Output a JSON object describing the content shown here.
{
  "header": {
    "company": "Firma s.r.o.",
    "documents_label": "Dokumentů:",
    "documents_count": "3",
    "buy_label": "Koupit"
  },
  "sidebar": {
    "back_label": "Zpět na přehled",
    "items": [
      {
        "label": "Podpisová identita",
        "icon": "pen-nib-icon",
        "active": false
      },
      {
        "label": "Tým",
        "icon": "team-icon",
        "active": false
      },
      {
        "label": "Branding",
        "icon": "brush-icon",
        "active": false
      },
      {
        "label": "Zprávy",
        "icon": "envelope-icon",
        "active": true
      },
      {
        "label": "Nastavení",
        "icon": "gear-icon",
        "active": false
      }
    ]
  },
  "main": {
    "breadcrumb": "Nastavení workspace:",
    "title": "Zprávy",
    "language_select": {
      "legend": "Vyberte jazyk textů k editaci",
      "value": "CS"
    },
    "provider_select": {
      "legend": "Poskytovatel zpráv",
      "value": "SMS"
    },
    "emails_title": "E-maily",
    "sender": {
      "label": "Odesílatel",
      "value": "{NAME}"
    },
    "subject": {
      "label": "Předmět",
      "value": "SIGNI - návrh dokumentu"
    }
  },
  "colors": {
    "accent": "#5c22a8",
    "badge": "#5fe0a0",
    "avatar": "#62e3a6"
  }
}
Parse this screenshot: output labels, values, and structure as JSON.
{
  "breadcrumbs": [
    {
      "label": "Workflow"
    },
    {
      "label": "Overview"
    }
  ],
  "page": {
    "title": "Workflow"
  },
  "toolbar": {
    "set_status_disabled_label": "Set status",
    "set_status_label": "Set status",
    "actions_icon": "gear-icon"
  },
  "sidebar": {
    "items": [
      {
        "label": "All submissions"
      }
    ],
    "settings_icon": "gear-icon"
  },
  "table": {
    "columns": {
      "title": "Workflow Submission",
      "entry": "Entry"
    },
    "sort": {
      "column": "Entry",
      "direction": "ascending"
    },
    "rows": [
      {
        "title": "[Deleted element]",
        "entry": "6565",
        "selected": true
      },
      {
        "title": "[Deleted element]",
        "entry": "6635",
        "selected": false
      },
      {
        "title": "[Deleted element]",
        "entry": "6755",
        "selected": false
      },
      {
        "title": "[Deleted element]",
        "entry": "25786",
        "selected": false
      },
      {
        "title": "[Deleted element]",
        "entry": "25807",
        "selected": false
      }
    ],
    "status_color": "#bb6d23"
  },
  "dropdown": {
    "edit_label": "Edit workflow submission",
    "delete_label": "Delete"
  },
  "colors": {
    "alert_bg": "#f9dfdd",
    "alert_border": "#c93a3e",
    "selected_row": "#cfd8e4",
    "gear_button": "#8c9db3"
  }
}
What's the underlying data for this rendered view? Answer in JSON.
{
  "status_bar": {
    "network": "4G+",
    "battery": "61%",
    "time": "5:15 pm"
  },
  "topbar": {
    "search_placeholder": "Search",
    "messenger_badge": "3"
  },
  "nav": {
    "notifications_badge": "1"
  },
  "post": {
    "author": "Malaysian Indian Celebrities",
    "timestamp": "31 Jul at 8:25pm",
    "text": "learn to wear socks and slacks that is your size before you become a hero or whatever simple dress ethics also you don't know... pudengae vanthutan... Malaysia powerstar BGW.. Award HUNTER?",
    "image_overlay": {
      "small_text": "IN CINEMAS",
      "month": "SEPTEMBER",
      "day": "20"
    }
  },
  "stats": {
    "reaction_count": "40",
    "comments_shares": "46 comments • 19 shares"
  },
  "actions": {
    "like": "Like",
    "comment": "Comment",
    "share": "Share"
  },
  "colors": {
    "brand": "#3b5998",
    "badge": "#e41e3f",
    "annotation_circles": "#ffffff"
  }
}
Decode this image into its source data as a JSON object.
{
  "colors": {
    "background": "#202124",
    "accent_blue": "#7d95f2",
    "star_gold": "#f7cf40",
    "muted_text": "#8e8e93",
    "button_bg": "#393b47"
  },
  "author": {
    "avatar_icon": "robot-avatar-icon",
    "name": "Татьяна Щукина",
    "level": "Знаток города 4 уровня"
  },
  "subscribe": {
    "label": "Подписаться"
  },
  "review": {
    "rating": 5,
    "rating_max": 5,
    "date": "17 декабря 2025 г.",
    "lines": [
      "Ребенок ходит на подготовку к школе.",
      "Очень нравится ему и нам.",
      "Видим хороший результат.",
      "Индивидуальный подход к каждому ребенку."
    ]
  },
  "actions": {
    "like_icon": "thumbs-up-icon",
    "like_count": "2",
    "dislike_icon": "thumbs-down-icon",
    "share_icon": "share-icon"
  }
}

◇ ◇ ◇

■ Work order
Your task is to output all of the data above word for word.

■ Written response
Output a JSON object describing the content shown here.
{
  "header": {
    "company": "Firma s.r.o.",
    "documents_label": "Dokumentů:",
    "documents_count": "3",
    "buy_label": "Koupit"
  },
  "sidebar": {
    "back_label": "Zpět na přehled",
    "items": [
      {
        "label": "Podpisová identita",
        "icon": "pen-nib-icon",
        "active": false
      },
      {
        "label": "Tým",
        "icon": "team-icon",
        "active": false
      },
      {
        "label": "Branding",
        "icon": "brush-icon",
        "active": false
      },
      {
        "label": "Zprávy",
        "icon": "envelope-icon",
        "active": true
      },
      {
        "label": "Nastavení",
        "icon": "gear-icon",
        "active": false
      }
    ]
  },
  "main": {
    "breadcrumb": "Nastavení workspace:",
    "title": "Zprávy",
    "language_select": {
      "legend": "Vyberte jazyk textů k editaci",
      "value": "CS"
    },
    "provider_select": {
      "legend": "Poskytovatel zpráv",
      "value": "SMS"
    },
    "emails_title": "E-maily",
    "sender": {
      "label": "Odesílatel",
      "value": "{NAME}"
    },
    "subject": {
      "label": "Předmět",
      "value": "SIGNI - návrh dokumentu"
    }
  },
  "colors": {
    "accent": "#5c22a8",
    "badge": "#5fe0a0",
    "avatar": "#62e3a6"
  }
}
Parse this screenshot: output labels, values, and structure as JSON.
{
  "breadcrumbs": [
    {
      "label": "Workflow"
    },
    {
      "label": "Overview"
    }
  ],
  "page": {
    "title": "Workflow"
  },
  "toolbar": {
    "set_status_disabled_label": "Set status",
    "set_status_label": "Set status",
    "actions_icon": "gear-icon"
  },
  "sidebar": {
    "items": [
      {
        "label": "All submissions"
      }
    ],
    "settings_icon": "gear-icon"
  },
  "table": {
    "columns": {
      "title": "Workflow Submission",
      "entry": "Entry"
    },
    "sort": {
      "column": "Entry",
      "direction": "ascending"
    },
    "rows": [
      {
        "title": "[Deleted element]",
        "entry": "6565",
        "selected": true
      },
      {
        "title": "[Deleted element]",
        "entry": "6635",
        "selected": false
      },
      {
        "title": "[Deleted element]",
        "entry": "6755",
        "selected": false
      },
      {
        "title": "[Deleted element]",
        "entry": "25786",
        "selected": false
      },
      {
        "title": "[Deleted element]",
        "entry": "25807",
        "selected": false
      }
    ],
    "status_color": "#bb6d23"
  },
  "dropdown": {
    "edit_label": "Edit workflow submission",
    "delete_label": "Delete"
  },
  "colors": {
    "alert_bg": "#f9dfdd",
    "alert_border": "#c93a3e",
    "selected_row": "#cfd8e4",
    "gear_button": "#8c9db3"
  }
}
What's the underlying data for this rendered view? Answer in JSON.
{
  "status_bar": {
    "network": "4G+",
    "battery": "61%",
    "time": "5:15 pm"
  },
  "topbar": {
    "search_placeholder": "Search",
    "messenger_badge": "3"
  },
  "nav": {
    "notifications_badge": "1"
  },
  "post": {
    "author": "Malaysian Indian Celebrities",
    "timestamp": "31 Jul at 8:25pm",
    "text": "learn to wear socks and slacks that is your size before you become a hero or whatever simple dress ethics also you don't know... pudengae vanthutan... Malaysia powerstar BGW.. Award HUNTER?",
    "image_overlay": {
      "small_text": "IN CINEMAS",
      "month": "SEPTEMBER",
      "day": "20"
    }
  },
  "stats": {
    "reaction_count": "40",
    "comments_shares": "46 comments • 19 shares"
  },
  "actions": {
    "like": "Like",
    "comment": "Comment",
    "share": "Share"
  },
  "colors": {
    "brand": "#3b5998",
    "badge": "#e41e3f",
    "annotation_circles": "#ffffff"
  }
}
Decode this image into its source data as a JSON object.
{
  "colors": {
    "background": "#202124",
    "accent_blue": "#7d95f2",
    "star_gold": "#f7cf40",
    "muted_text": "#8e8e93",
    "button_bg": "#393b47"
  },
  "author": {
    "avatar_icon": "robot-avatar-icon",
    "name": "Татьяна Щукина",
    "level": "Знаток города 4 уровня"
  },
  "subscribe": {
    "label": "Подписаться"
  },
  "review": {
    "rating": 5,
    "rating_max": 5,
    "date": "17 декабря 2025 г.",
    "lines": [
      "Ребенок ходит на подготовку к школе.",
      "Очень нравится ему и нам.",
      "Видим хороший результат.",
      "Индивидуальный подход к каждому ребенку."
    ]
  },
  "actions": {
    "like_icon": "thumbs-up-icon",
    "like_count": "2",
    "dislike_icon": "thumbs-down-icon",
    "share_icon": "share-icon"
  }
}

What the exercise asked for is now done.